From a somewhat broader point of view, in all cases of electromagnetic induction, without any exception, whenever a variation in the concatenated flux occurs, a voltage must be induced, causing it to automatically tend to establish a current in a direction, which will produce a field as opposed to the variation of the flow that concatenates the turns of the circuit. In complement to the one that the scholar Michael Faraday demonstrated, the law of Lenz appeared, founded by the physicist Heinrich E. Lenz.

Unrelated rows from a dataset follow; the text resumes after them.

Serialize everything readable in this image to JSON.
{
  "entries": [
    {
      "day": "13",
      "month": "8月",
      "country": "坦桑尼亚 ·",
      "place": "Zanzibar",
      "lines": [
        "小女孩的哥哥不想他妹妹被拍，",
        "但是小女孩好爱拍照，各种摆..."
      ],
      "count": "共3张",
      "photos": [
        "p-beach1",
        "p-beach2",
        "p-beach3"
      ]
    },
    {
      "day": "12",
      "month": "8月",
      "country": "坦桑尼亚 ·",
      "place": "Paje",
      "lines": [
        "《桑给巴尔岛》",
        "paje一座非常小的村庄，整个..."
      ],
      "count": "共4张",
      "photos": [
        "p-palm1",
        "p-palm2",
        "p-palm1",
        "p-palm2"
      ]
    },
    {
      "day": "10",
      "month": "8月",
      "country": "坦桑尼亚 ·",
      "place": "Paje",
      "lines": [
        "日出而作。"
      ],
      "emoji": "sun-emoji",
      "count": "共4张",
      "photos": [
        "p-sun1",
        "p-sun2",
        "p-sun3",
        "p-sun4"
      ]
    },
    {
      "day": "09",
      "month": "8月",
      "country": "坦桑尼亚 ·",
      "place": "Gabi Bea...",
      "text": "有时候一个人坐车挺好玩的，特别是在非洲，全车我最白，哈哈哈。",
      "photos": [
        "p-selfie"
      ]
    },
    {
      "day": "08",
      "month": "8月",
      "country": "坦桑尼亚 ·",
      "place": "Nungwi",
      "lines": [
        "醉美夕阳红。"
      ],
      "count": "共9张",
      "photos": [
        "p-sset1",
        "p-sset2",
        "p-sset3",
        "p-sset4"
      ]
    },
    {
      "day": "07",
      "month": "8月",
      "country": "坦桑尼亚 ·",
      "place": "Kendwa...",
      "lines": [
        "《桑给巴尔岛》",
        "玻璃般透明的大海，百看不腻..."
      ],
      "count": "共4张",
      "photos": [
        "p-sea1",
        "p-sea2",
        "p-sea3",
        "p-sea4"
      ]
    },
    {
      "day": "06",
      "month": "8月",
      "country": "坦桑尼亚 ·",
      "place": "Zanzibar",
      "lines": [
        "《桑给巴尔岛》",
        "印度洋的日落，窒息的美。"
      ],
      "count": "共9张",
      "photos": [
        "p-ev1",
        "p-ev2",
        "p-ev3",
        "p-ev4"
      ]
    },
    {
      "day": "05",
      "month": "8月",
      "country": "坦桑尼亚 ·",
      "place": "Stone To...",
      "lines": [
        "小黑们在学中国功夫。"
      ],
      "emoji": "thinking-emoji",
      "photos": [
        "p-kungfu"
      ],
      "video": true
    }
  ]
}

The scientist was able to prove that the induced electric current had the capacity to produce effects opposite to its causes. Thus, Lenz established that the direction of the induced electric current Baldor VEM3611 was such that the magnetic field generated by it would oppose the variation of the magnetic field that generated it. Thus, it has been proven that this formulation of Lenz’s law is basically a cause and an effect that opposes the cause. This involved cause is nothing more than the variation of the flow that cuts the conductor. The involved effect referred to is a current, due to the induced voltage, that the field opposes to the cause.